For the hill determination on the community landscape we presented two main approaches (for other possibilities see Section V. in the

We note that although the local maxima-based approaches we described in this paper (including the ProportionalHill method suggested above) outperform the traditional threshold-based approach in terms of overcoming the giant-component problem and producing continuously overlapping modules, nevertheless they also have their own drawbacks. When applying the local maxima-based approach on a ‘noisy’ community landscape, each local maximum will result a new (and possibly highly overlapping) module.
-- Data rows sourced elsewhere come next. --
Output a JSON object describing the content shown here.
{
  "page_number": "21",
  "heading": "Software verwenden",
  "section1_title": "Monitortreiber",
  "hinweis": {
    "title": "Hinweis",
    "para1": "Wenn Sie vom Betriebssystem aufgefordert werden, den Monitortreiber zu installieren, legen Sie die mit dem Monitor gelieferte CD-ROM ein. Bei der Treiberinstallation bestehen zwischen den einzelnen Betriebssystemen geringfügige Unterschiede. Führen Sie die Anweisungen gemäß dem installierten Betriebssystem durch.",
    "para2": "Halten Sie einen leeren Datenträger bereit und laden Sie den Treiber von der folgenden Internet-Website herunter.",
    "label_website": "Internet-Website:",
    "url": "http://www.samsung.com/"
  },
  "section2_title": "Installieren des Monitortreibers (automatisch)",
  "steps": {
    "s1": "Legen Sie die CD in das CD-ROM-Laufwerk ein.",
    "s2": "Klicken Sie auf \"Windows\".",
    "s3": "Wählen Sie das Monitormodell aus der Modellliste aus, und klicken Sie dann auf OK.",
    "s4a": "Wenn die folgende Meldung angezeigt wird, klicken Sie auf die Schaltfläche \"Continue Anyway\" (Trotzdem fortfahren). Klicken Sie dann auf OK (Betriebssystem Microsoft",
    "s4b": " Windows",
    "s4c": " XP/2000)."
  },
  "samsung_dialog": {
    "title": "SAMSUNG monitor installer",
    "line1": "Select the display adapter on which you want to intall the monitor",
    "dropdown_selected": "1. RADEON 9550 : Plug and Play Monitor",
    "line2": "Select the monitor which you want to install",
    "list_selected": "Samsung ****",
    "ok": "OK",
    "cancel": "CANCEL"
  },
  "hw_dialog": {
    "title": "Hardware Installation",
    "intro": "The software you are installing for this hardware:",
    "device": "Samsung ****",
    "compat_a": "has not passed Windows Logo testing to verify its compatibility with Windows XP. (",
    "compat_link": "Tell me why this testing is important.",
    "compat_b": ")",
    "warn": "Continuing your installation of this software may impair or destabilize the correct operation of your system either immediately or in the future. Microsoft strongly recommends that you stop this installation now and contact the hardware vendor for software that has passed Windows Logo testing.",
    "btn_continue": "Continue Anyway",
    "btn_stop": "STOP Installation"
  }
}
Therefore we routinely applied a simple, yet effective post-processing step for merging the groups of extremely overlapping modules (having a correlation higher than 90%) (see Section VI. in the
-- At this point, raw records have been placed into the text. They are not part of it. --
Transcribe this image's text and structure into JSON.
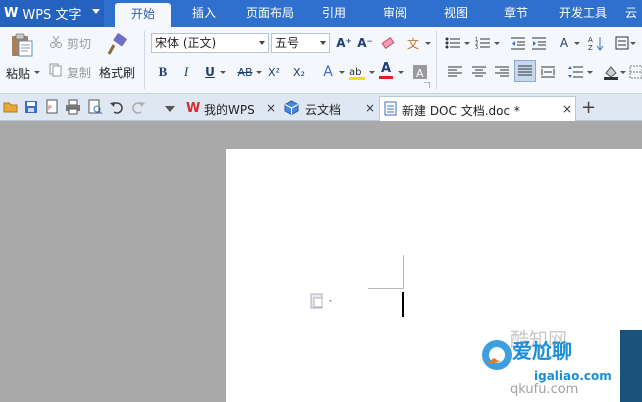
{
  "app": {
    "logo": "W",
    "name": "WPS 文字"
  },
  "ribbon_tabs": [
    "开始",
    "插入",
    "页面布局",
    "引用",
    "审阅",
    "视图",
    "章节",
    "开发工具",
    "云"
  ],
  "active_tab": "开始",
  "clipboard": {
    "paste": "粘贴",
    "cut": "剪切",
    "copy": "复制",
    "format_painter": "格式刷"
  },
  "font": {
    "family": "宋体 (正文)",
    "size": "五号"
  },
  "format_buttons": {
    "bold": "B",
    "italic": "I",
    "underline": "U",
    "strike": "AB",
    "superscript": "X²",
    "subscript": "X₂",
    "grow": "A⁺",
    "shrink": "A⁻",
    "font_color": "A",
    "highlight": "ab"
  },
  "doc_tabs": [
    {
      "label": "我的WPS",
      "close": "×"
    },
    {
      "label": "云文档",
      "close": "×"
    },
    {
      "label": "新建 DOC 文档.doc *",
      "close": "×"
    }
  ],
  "new_tab": "+",
  "watermark": {
    "line1": "爱尬聊",
    "line2": "igaliao.com",
    "line3": "qkufu.com",
    "ghost": "酷知网"
  },
  "colors": {
    "title_bar": "#2f6fcd",
    "ribbon_bg": "#f4f7fb",
    "workspace": "#a9a9a9",
    "wps_red": "#d9282f",
    "watermark_blue": "#1a8fd8"
  }
}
To summarize, the hill-finding approach, which is the second phase of the ModuLand methods, gives an additional layer of flexibility, where the relatively inaccurate results of simpler hill definitions, and the large computational costs of more accurate optimization processes can be tailored to the network and to the experimenter's needs and possibilities.

The ModuLand method family we introduced in this paper and in part in an earlier patent application

The extensive and rich overlaps, network hierarchy, as well as the novel centrality and bridgeness measures uncovered by the ModuLand method can be used for the identification of long-range, stabilizing weak links, for the determination of the recently described creative, trend-setting nodes governing network development and evolution

The giant component of the undirected, un-weighted network science co-authorship network contained 379 nodes and 914 links

The weighted and undirected social network of a karate club has been reported by W. Zachary

The giant component of Appendix A of the University of South Florida word association network (

The giant component of the high school friendship Community-44 of the Add-Health database (

The un-weighted and undirected network of the USA Western Power Grid

The giant component of the un-weighted and undirected yeast protein-protein interaction network

In this Electronic Supplementary Material S1 we give a detailed description of the ModuLand network module determination method family. This integrative method is based on the construction of community landscapes from influence functions. In Section IV. we describe three versions of the influence function calculation algorithms, the NodeLand, LinkLand and PerturLand algorithms in detail. As the next step. the combination of influence functions to a community landscape is shown. We demonstrate the wide applicability of the ModuLand method to accommodate previous community detection methods in the examples of the BetweennessCentralityLand (BCLand) and CliqueLand community landscape determination methods resulting in distinct and overlapping network modules, respectively. In Section V. we show the local maxima-based identification of modules as hills of the community landscape. The module membership of network nodes and links is calculated using one of the developed module membership assignment methods, such as the GradientHill, ProportionalHill or TotalHill methods yielding modules of minimal, fair or detailed overlaps, respectively. In Sections VII. And VIII. we also show that the ModuLand method family enables a hierarchical analysis of network topology and the construction of a zoom-in network visualization method. Besides the detailed description of the ModuLand method the Electronic Supplementary Material S1 also contains 14 Supplementary Figures and their Supplementary Discussion, as well as a detailed summary of 18 module definitions, 129 different modularization methods, 13 module comparison methods as 5 Supplementary Tables and 396 references.

(4.88 MB PDF)

We thank Gábor Szuromi and Balázs Zalányi for help in the analysis of networks, members of the LINK-group (^{th} June 2005 giving us the starting encouragement to work on the ideas of this paper and for his continuous suggestions.